» WORK ITEM
For the entries that follow, say how many lines hold the string "Untitled", with nothing else in the reply.

(Entries from a dataset of interfaces)

--------

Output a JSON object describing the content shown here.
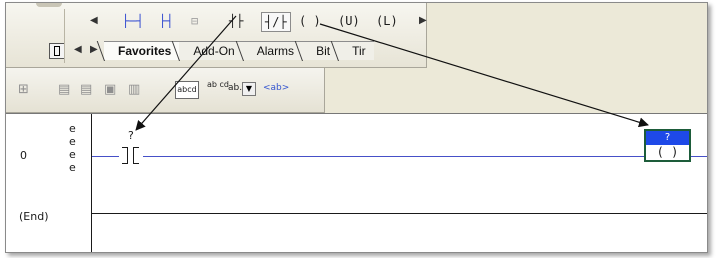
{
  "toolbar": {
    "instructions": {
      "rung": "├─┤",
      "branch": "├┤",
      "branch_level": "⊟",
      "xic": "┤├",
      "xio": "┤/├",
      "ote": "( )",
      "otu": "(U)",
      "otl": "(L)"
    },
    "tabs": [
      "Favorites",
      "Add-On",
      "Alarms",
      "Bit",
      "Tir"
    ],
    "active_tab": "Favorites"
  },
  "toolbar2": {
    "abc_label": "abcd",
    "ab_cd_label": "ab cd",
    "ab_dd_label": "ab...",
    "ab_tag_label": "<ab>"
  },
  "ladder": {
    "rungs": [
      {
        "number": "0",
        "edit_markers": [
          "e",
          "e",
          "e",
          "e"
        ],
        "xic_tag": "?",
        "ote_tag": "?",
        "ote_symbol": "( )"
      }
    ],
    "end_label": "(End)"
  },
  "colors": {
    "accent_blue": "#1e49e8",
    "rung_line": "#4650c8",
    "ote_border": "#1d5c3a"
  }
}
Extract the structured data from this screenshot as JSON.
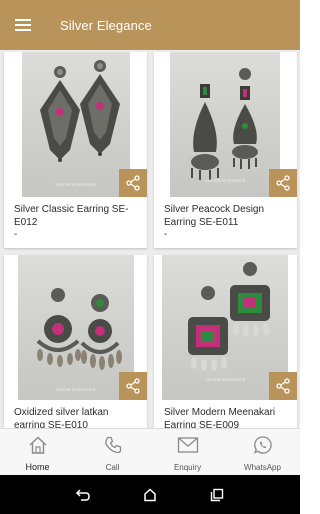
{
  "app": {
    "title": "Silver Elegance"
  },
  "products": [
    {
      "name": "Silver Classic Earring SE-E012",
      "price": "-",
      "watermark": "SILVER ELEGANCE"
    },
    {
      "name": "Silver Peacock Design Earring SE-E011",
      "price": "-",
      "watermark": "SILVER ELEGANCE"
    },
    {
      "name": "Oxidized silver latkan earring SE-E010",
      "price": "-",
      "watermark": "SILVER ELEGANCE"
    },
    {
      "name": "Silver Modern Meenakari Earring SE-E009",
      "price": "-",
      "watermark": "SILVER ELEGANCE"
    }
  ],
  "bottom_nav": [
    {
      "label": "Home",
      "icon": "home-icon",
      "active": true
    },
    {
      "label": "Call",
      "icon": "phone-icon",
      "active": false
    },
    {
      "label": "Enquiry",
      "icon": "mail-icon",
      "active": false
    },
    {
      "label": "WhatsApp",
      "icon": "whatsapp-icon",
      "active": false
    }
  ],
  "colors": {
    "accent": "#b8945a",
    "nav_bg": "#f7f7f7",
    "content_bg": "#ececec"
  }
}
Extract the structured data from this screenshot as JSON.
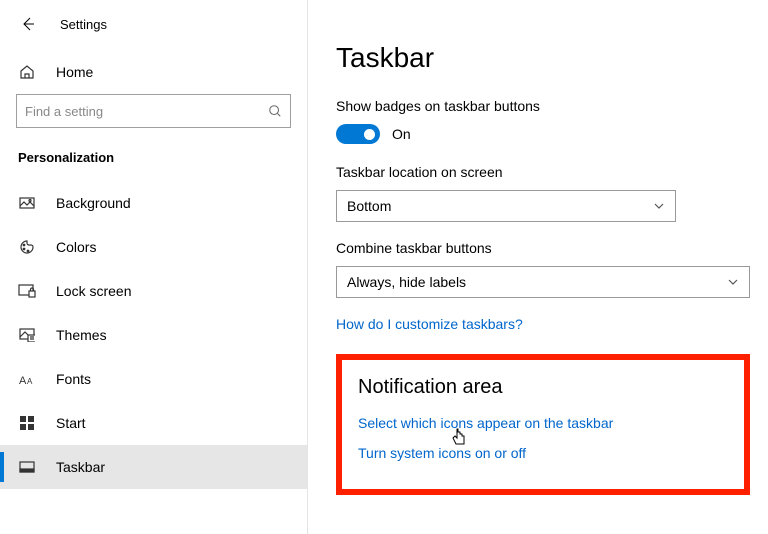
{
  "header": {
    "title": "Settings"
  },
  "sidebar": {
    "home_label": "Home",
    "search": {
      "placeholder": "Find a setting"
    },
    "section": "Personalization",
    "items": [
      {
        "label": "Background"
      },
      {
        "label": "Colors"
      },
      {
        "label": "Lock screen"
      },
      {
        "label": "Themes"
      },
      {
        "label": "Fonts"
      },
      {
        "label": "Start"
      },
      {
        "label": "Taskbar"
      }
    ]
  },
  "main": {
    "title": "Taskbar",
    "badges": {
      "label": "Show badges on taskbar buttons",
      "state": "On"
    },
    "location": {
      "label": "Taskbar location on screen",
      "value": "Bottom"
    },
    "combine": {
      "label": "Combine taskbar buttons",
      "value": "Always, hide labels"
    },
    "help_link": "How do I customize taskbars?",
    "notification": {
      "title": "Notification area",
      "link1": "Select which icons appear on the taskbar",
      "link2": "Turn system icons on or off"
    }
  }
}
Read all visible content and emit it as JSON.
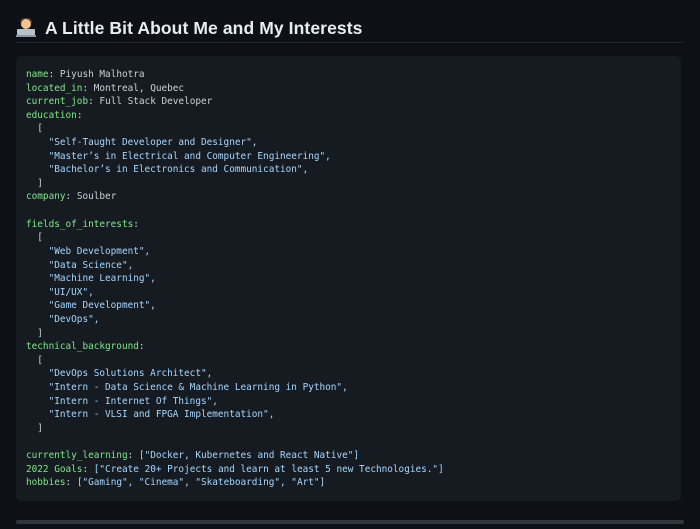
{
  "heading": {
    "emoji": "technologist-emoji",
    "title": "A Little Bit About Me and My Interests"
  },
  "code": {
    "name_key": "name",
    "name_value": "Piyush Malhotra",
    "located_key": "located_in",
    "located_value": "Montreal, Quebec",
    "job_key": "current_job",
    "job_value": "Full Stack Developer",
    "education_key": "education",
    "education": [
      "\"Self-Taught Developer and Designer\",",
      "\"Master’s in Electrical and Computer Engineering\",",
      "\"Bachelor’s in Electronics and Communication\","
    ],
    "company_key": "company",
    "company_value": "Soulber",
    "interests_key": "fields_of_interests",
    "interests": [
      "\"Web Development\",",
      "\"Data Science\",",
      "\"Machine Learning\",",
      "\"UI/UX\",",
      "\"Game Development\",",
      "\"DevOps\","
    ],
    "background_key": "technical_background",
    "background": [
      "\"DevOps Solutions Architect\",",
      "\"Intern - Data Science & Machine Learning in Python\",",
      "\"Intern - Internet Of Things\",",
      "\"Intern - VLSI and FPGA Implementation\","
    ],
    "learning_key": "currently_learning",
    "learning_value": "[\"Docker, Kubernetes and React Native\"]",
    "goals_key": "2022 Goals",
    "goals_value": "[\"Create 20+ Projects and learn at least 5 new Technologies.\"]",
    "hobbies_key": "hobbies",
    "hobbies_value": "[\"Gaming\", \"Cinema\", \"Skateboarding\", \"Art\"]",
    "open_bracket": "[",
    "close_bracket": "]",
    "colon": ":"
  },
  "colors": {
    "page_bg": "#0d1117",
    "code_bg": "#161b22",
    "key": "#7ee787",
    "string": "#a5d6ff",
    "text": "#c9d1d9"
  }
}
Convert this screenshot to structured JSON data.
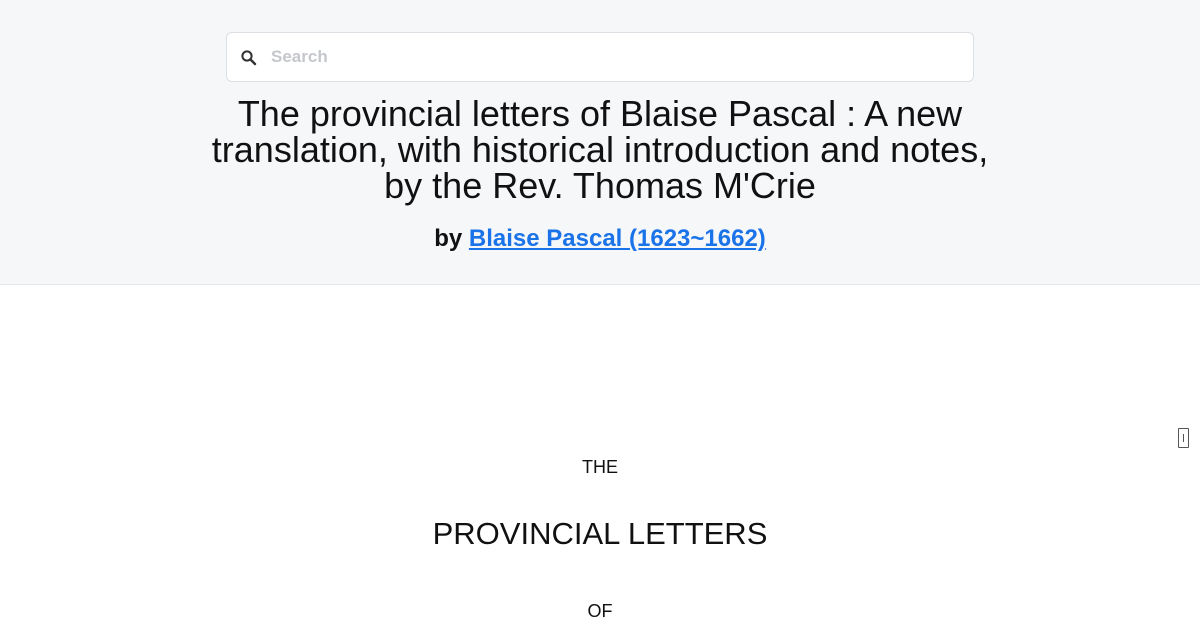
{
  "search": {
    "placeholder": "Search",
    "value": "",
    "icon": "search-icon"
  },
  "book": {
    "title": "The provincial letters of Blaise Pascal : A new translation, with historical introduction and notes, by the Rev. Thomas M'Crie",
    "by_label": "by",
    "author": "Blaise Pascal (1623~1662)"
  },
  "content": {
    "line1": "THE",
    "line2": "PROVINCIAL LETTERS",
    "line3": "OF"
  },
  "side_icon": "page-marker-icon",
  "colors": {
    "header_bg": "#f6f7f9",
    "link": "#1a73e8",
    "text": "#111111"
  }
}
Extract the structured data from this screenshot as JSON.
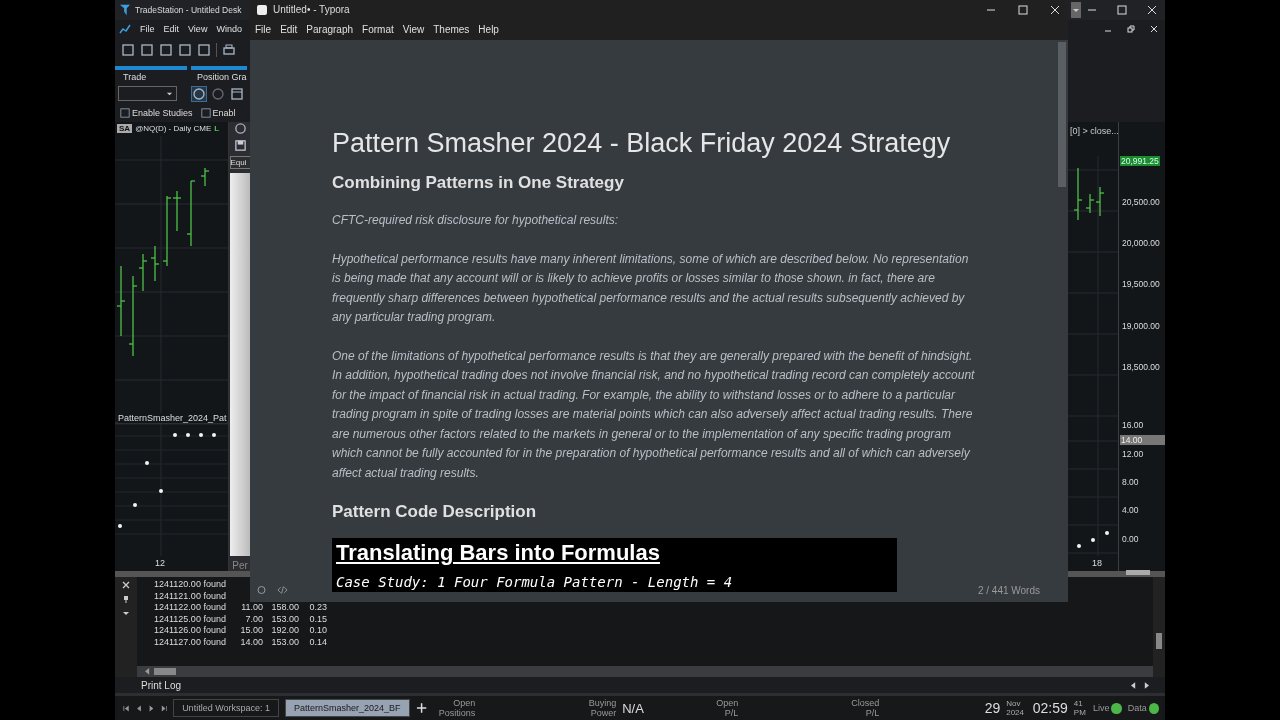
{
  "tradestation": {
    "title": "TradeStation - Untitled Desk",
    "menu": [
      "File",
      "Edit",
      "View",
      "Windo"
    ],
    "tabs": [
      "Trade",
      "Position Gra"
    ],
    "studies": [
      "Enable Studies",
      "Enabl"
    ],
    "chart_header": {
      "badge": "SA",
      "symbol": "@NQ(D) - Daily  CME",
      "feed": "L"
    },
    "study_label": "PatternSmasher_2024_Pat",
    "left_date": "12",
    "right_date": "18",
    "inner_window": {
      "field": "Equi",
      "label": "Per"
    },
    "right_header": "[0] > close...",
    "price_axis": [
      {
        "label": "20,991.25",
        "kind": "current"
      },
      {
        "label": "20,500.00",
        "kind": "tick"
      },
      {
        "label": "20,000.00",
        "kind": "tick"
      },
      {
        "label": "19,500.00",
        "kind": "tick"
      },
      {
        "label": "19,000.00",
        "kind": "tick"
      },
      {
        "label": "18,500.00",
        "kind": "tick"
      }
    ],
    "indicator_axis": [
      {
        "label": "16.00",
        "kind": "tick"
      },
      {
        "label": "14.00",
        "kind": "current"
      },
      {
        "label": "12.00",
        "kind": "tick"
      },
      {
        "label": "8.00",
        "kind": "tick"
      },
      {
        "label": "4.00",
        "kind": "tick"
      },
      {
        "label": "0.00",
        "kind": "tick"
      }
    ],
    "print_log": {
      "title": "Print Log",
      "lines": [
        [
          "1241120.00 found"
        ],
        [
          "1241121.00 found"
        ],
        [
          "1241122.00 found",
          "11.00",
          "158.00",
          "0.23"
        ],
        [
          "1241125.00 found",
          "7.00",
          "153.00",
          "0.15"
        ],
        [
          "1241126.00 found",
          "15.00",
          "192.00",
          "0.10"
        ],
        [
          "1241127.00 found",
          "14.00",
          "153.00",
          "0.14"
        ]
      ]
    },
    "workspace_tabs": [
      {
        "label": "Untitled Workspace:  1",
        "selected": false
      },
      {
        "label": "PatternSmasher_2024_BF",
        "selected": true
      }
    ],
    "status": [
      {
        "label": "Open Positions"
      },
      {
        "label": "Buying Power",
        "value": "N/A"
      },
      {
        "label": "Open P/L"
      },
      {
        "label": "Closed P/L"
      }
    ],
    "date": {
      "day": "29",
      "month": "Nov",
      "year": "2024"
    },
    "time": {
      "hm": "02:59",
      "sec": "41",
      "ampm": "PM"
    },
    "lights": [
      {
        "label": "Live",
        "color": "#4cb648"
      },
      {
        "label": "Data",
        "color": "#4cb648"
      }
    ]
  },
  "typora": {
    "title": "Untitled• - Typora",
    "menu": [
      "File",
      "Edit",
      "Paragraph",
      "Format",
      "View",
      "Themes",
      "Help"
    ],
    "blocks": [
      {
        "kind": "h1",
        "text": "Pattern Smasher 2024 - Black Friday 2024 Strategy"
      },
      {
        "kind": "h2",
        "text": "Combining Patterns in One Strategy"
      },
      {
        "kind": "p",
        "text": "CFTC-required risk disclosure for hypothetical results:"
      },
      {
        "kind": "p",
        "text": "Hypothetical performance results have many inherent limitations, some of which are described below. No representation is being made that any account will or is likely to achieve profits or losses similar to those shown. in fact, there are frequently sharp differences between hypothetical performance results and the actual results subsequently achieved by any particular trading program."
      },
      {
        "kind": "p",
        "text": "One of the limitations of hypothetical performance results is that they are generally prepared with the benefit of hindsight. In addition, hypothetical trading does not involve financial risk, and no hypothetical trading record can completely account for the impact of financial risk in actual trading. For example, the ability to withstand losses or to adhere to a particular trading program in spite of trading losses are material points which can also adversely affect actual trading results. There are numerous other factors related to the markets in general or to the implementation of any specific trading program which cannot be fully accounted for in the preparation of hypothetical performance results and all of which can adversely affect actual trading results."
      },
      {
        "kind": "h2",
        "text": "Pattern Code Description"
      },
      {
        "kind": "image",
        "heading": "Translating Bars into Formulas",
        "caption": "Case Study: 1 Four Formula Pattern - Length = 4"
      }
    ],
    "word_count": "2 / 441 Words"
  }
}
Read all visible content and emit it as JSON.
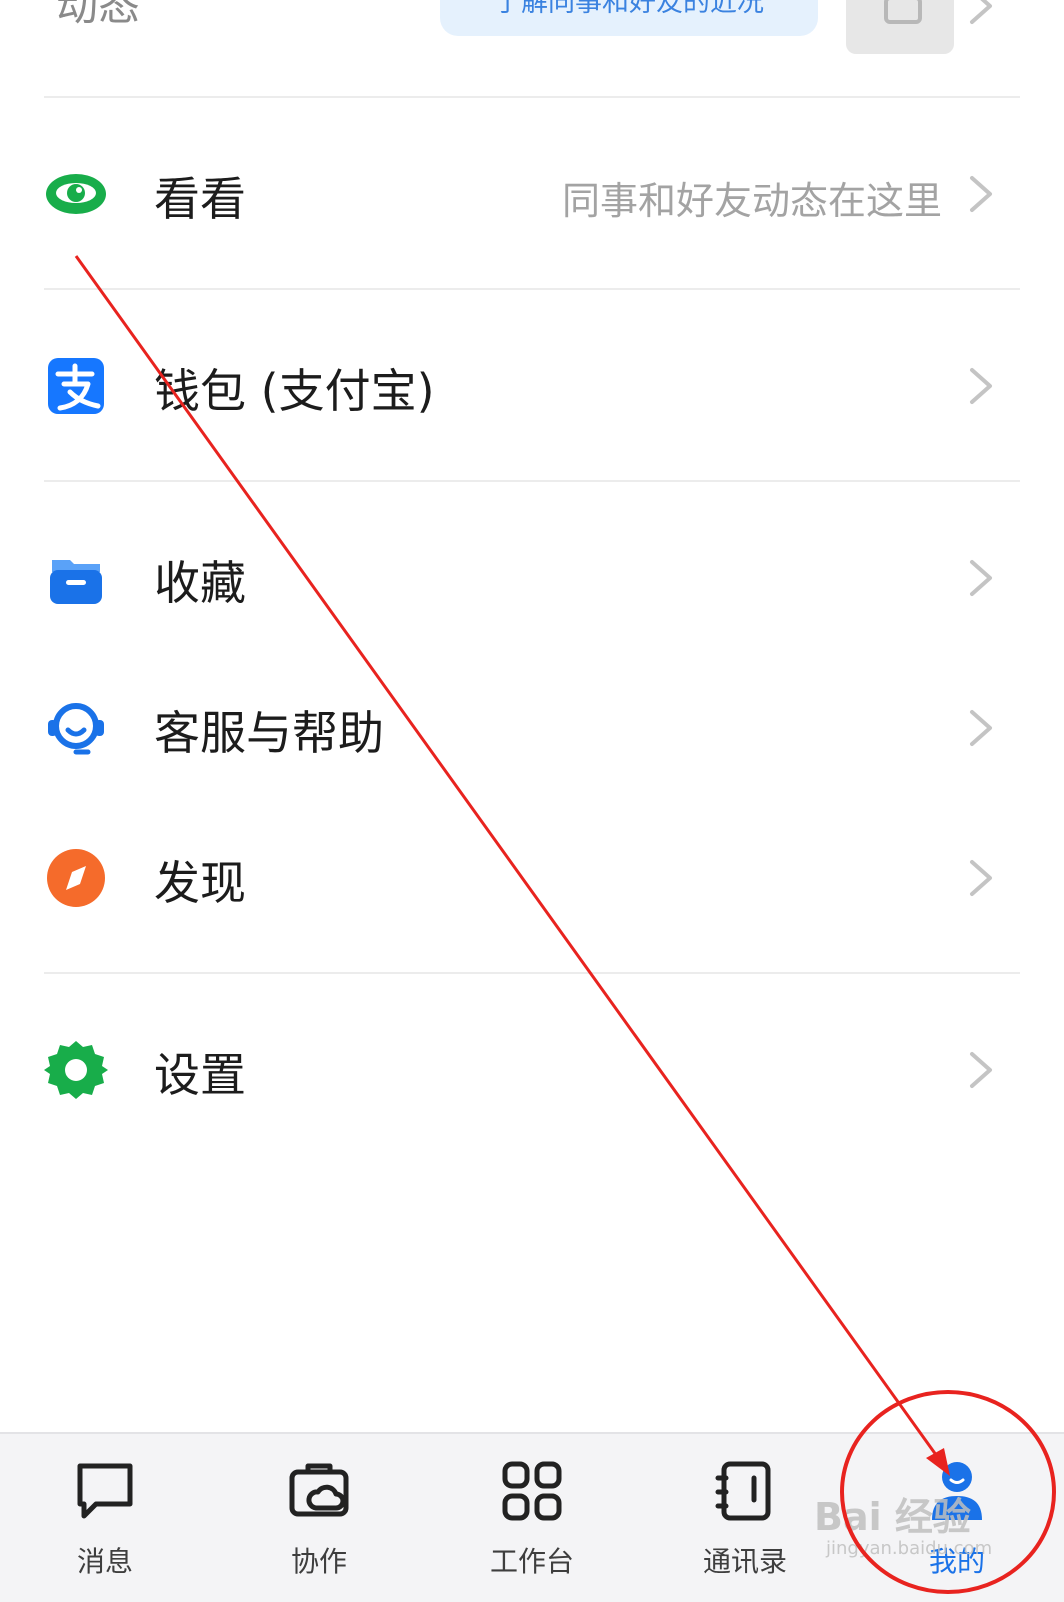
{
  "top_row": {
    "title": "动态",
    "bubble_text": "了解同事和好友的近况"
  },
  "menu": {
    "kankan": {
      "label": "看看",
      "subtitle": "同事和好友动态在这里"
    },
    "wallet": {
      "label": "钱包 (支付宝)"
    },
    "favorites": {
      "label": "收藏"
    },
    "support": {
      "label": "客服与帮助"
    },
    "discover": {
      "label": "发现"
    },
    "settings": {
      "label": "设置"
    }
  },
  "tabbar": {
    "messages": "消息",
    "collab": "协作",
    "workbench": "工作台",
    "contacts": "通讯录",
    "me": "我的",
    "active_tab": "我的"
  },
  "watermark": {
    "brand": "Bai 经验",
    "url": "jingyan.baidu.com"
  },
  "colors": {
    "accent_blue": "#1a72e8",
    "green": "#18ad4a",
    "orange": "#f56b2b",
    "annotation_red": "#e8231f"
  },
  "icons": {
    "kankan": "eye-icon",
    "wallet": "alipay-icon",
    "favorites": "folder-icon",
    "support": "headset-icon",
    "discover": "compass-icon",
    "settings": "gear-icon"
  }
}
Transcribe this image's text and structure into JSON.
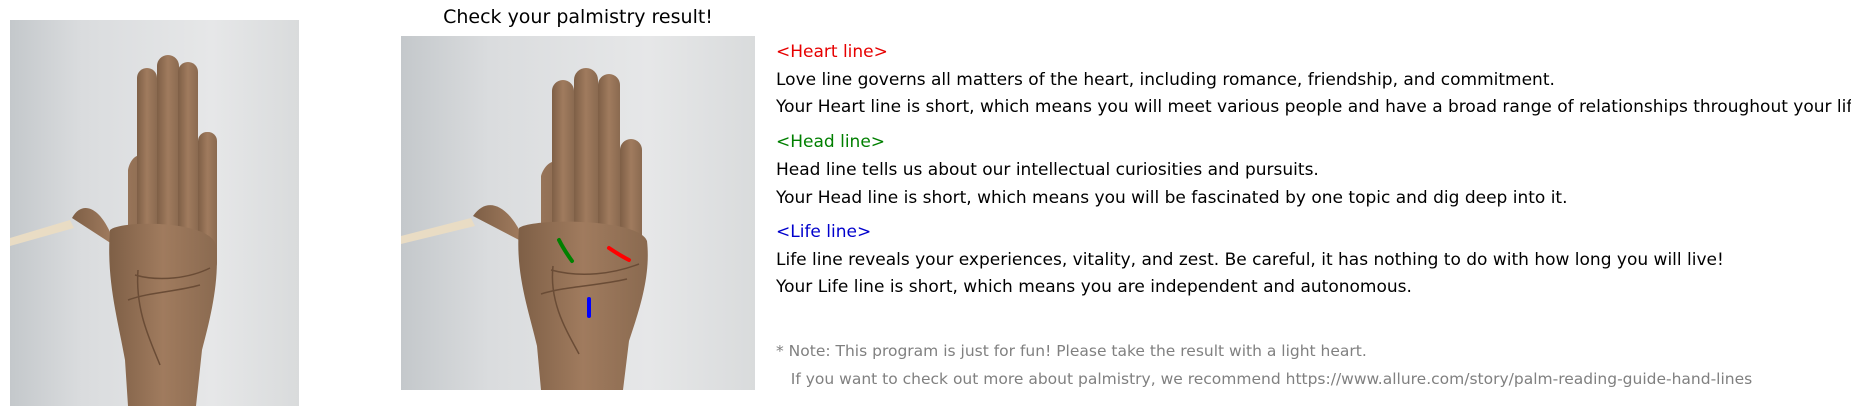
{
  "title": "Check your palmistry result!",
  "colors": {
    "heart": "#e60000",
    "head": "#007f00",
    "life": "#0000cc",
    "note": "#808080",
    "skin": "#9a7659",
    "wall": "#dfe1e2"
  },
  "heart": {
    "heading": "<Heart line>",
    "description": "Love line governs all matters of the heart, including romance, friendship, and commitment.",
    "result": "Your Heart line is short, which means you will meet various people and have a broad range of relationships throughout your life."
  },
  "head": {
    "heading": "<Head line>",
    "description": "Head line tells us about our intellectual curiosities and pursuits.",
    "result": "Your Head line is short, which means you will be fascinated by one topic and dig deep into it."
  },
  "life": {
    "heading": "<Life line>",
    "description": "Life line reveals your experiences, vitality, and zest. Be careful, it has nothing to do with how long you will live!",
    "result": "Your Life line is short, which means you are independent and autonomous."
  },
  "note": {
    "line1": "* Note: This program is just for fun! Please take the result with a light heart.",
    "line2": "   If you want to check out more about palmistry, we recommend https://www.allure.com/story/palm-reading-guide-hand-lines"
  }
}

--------

» SOLUTION TO THIS PROBLEM
3